• [Problem]
Search the entries below for the string "into" and copy the lines that hold it.

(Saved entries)
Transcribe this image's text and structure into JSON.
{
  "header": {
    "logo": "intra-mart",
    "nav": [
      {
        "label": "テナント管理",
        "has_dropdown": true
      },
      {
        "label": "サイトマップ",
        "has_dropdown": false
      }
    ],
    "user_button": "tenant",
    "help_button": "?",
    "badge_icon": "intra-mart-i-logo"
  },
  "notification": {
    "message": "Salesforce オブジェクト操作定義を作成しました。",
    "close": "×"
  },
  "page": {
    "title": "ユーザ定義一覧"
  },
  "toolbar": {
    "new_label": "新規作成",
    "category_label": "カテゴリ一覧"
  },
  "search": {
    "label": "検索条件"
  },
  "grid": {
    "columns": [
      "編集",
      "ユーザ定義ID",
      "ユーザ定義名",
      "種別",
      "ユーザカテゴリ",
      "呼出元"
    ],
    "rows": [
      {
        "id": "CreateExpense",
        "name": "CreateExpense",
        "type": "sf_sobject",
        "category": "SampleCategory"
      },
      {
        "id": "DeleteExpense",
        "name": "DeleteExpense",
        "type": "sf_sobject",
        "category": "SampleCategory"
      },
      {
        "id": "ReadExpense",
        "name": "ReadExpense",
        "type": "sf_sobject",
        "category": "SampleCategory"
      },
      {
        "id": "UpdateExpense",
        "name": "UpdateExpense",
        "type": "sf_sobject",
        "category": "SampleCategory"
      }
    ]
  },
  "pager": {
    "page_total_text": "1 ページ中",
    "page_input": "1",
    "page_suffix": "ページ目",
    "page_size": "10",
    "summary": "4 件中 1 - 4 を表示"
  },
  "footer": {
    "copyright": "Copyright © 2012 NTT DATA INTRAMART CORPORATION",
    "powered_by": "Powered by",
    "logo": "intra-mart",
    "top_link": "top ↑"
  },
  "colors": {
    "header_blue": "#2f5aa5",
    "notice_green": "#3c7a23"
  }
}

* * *

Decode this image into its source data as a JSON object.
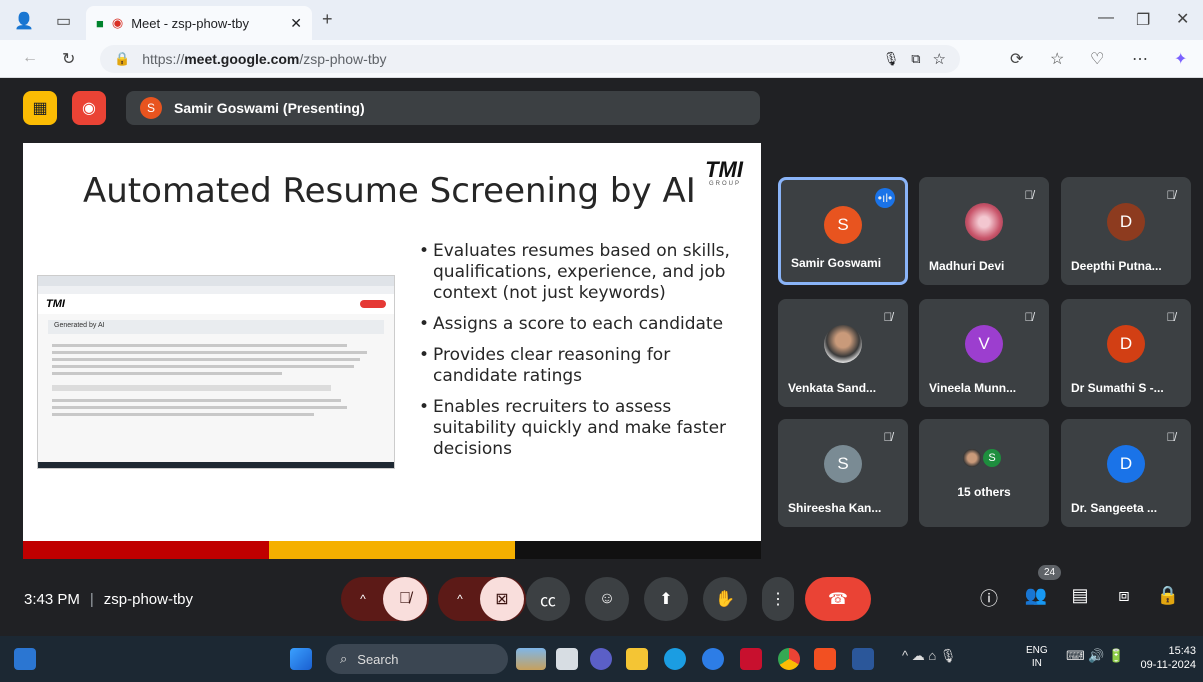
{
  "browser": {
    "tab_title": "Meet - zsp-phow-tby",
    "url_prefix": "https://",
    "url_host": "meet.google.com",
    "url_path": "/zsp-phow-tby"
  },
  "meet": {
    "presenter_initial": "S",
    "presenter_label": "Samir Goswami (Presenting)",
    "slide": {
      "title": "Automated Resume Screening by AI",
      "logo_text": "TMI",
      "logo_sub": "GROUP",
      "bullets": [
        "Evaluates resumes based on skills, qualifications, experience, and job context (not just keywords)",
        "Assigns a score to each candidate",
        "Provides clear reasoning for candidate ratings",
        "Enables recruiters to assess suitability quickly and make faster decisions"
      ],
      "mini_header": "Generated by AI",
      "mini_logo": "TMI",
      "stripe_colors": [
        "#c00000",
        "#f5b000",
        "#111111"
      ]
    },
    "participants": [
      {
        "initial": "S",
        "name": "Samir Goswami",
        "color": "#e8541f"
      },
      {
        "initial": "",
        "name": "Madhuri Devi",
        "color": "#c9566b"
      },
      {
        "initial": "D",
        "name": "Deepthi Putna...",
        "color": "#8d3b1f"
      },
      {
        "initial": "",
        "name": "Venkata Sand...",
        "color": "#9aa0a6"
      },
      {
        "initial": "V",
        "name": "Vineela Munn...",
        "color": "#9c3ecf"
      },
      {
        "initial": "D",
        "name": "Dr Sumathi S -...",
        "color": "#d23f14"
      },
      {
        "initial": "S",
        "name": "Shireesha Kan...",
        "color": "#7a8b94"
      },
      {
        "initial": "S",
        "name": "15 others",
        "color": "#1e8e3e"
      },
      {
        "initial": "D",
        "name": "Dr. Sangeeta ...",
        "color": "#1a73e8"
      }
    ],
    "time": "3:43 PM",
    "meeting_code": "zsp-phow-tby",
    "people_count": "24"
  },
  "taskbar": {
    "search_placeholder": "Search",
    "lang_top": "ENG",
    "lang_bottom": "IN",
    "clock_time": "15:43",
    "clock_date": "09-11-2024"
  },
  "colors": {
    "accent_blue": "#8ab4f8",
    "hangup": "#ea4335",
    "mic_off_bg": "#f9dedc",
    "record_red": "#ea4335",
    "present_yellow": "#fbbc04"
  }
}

• [Exercise answer]
Transcribe this image's text and structure into JSON.
Decode this image into its source data as a JSON object.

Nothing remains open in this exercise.